When a room’s transparent glass walls make teleconferencing difficult but work well for when the space serves as a workstation for guests, what’s an office to do?
During teleconferencing in the room, users on the other end of the line —which include the company’s clients — would complain about a distracting noise in the call.
To improve the audio quality, people in the room would speak slowly and directly into the microphone. But despite their efforts, they would still receive complaints about the poor call quality.
The room, which allows a maximum of three people at a time, functions as a workstation for guests, a meeting room and teleconference room. Its layout consists of:
A workstation table, chair and small coffee table
A glass partition with glass swing doors
A glass whiteboard for meeting notes
Ceiling grid sound absorption tiles with carpet flooring
Two walls with sound absorption panels
The room had sound absorptive materials, and its overall reverberation was in line with those of other offices that have the same setup.
But the problem lay with the two glass walls parallel to each other. The whiteboard and the partition with swing doors allowed lateral reflections and flutter echoes — the culprits behind the disruptive audio call noise.
Normally, sound-absorbing materials, like heavy curtains, are added to the glass surfaces to solve the problem. But the client wanted to keep the room transparent and still be able to use an area of the glass wall as a whiteboard for meeting presentations.
So the PTS Acoustics team produced the solution to place sound absorption panels at the top and bottom of the whiteboard area of the glass walls to reduce the flutter echoes and lateral reflections in the room.
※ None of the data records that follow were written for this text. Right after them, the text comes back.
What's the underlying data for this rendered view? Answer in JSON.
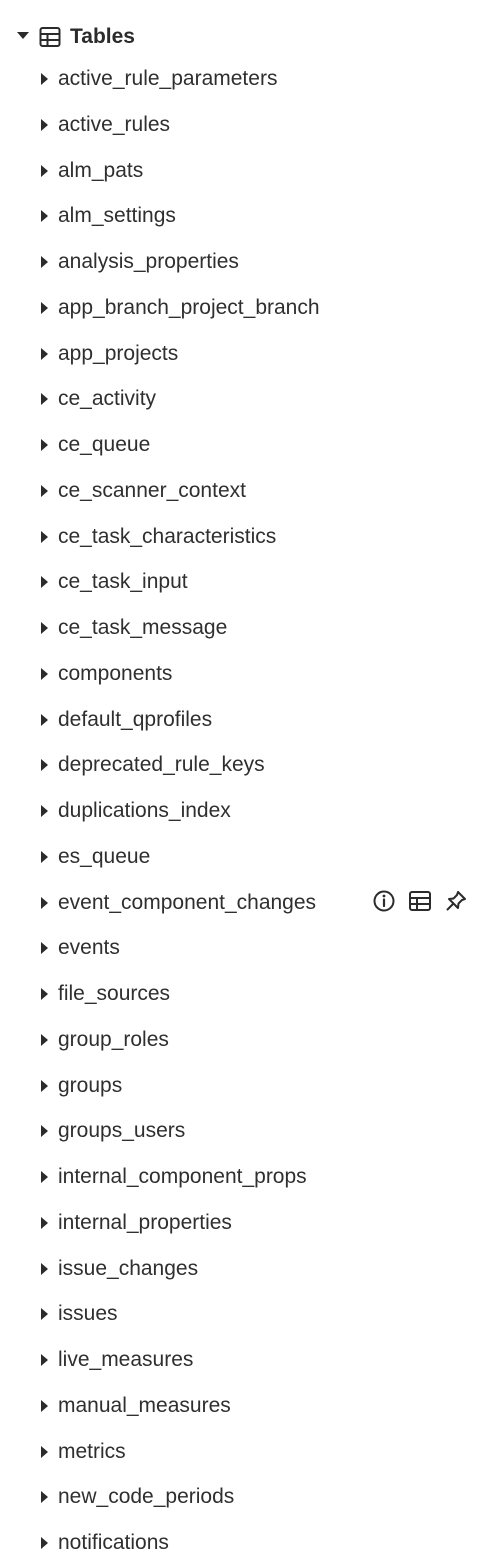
{
  "tree": {
    "root": {
      "label": "Tables",
      "expanded": true,
      "icon": "table-icon"
    },
    "items": [
      {
        "label": "active_rule_parameters"
      },
      {
        "label": "active_rules"
      },
      {
        "label": "alm_pats"
      },
      {
        "label": "alm_settings"
      },
      {
        "label": "analysis_properties"
      },
      {
        "label": "app_branch_project_branch"
      },
      {
        "label": "app_projects"
      },
      {
        "label": "ce_activity"
      },
      {
        "label": "ce_queue"
      },
      {
        "label": "ce_scanner_context"
      },
      {
        "label": "ce_task_characteristics"
      },
      {
        "label": "ce_task_input"
      },
      {
        "label": "ce_task_message"
      },
      {
        "label": "components"
      },
      {
        "label": "default_qprofiles"
      },
      {
        "label": "deprecated_rule_keys"
      },
      {
        "label": "duplications_index"
      },
      {
        "label": "es_queue"
      },
      {
        "label": "event_component_changes",
        "hovered": true,
        "actions": [
          "info-icon",
          "table-icon",
          "pin-icon"
        ]
      },
      {
        "label": "events"
      },
      {
        "label": "file_sources"
      },
      {
        "label": "group_roles"
      },
      {
        "label": "groups"
      },
      {
        "label": "groups_users"
      },
      {
        "label": "internal_component_props"
      },
      {
        "label": "internal_properties"
      },
      {
        "label": "issue_changes"
      },
      {
        "label": "issues"
      },
      {
        "label": "live_measures"
      },
      {
        "label": "manual_measures"
      },
      {
        "label": "metrics"
      },
      {
        "label": "new_code_periods"
      },
      {
        "label": "notifications"
      }
    ]
  },
  "colors": {
    "text": "#2f2f2f",
    "icon": "#2b2b2b",
    "background": "#ffffff"
  }
}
The panels effectively minimised the noise and made the room conducive for teleconferences and meetings without having the need to upgrade or change any part of the audio equipment.